MACH 274 Robotic Manufacturing II (2 credits) An in-depth, continuation of MACH 272, explores more complex topics in the field of robotic manufacturing/automated systems technology. Emphasizes complex processes, materials, and various types of automation. Explores troubleshooting techniques and advancements being made in the field.

MACH 275 EDM (2 credits) A comprehensive introduction to electric discharge machining/subtractive manufacturing method for machining, this course covers: EDM definitions and processes, benefits and challenges associated with EDM, and applications.

MECH 281 Fabrication and Rigging I (2.5 credits) Provides foundational information regarding the processes of fabrication and rigging to include: terminology, practices, processes, safety, equipment, and inspection.

MECH 282 Industrial Maintenance I (2.5 credits) Provides a foundational and detailed overview of industrial maintenance. Emphasizes industry competencies related to machining and repair, including safety, processes, procedures, tools, and process control.

MECH 283 Power Transmission and Alignment I (2 credits) Provides foundational and detailed overview of transmission and alignment to include: processes, procedures, regulation, and operations.
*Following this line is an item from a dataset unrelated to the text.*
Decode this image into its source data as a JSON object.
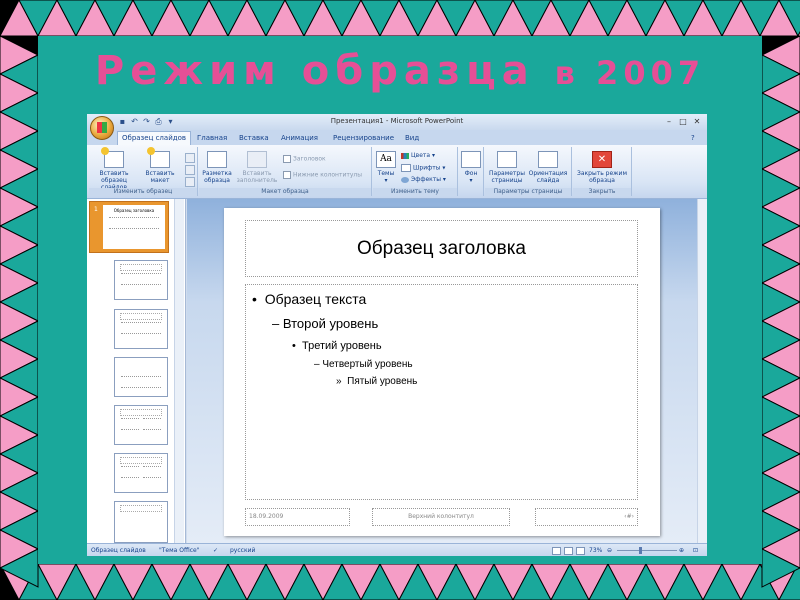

MECH 284 Electrical Controls and Wiring I (2 credits) Provides foundational information related to the interconnection of systems and/or devices. Emphasizes terminology, tools, techniques, and troubleshooting specifically for machining.

MECH 285 Industrial Maintenance II (2.5 credits) Building on information from MECH 282, gives a more detailed and complex coverage of industrial maintenance for machining. Emphasizes industry competencies related to machining, including safety, processes, procedures, tools, and process control. Also includes future forward developments in the field.

MECH 286 Power Transmission and Alignment II (2.5 credits) Building on elements of MECH 283, provides a detailed and more complex coverage of topics related to transmission and alignment, including processes, procedures, regulation, and operations. Also includes emphasis on future forward developments in the field and complex troubleshooting.

MECH 287 Electrical Controls and Wiring II (2.5 credits) Building on concepts covered in MECH 284, provides complex information related to the interconnection of systems and/or devices. Emphasizes terminology, tools, techniques, and troubleshooting specifically for machining and Machine Repair. Also includes future forward developments in the field and complex troubleshooting techniques.

MECH 288 Advanced Hydraulics and Pneumatics (2 credits) Expands on the introduction to the fundamentals of hydraulics and pneumatics principles provided in MACH 263. Through the use of trainers and other hands-on lab activities, instructs the learner to recognize and understand many different components used in industrial hydraulics and pneumatics. Emphasizes complex theoretical and practical problem solving related to fluid/air power.

MECH 289 Fabrication and Rigging II (2 credits) Builds on foundational information regarding the processes of fabrication and rigging in MECH 281. Emphasizes future forward developments in the field and in technology related to the field, as well as troubleshooting.

METL 251 Metallurgy I (2 credits) Covers metallurgical theory and practice, including hardening, hardness testing, specimen preparation, and recognition and analysis of crystal structures using metallographic equipment.

METL 261 Metallurgy II (2 credits) Examines the theory and practical applications of metallurgy through involvement in class presentations and laboratory exercises, including laboratory projects that consist of a comparison of the effects of tempering on carbon-based tool steels and preparation of tensile specimens utilizing tensile testing equipment.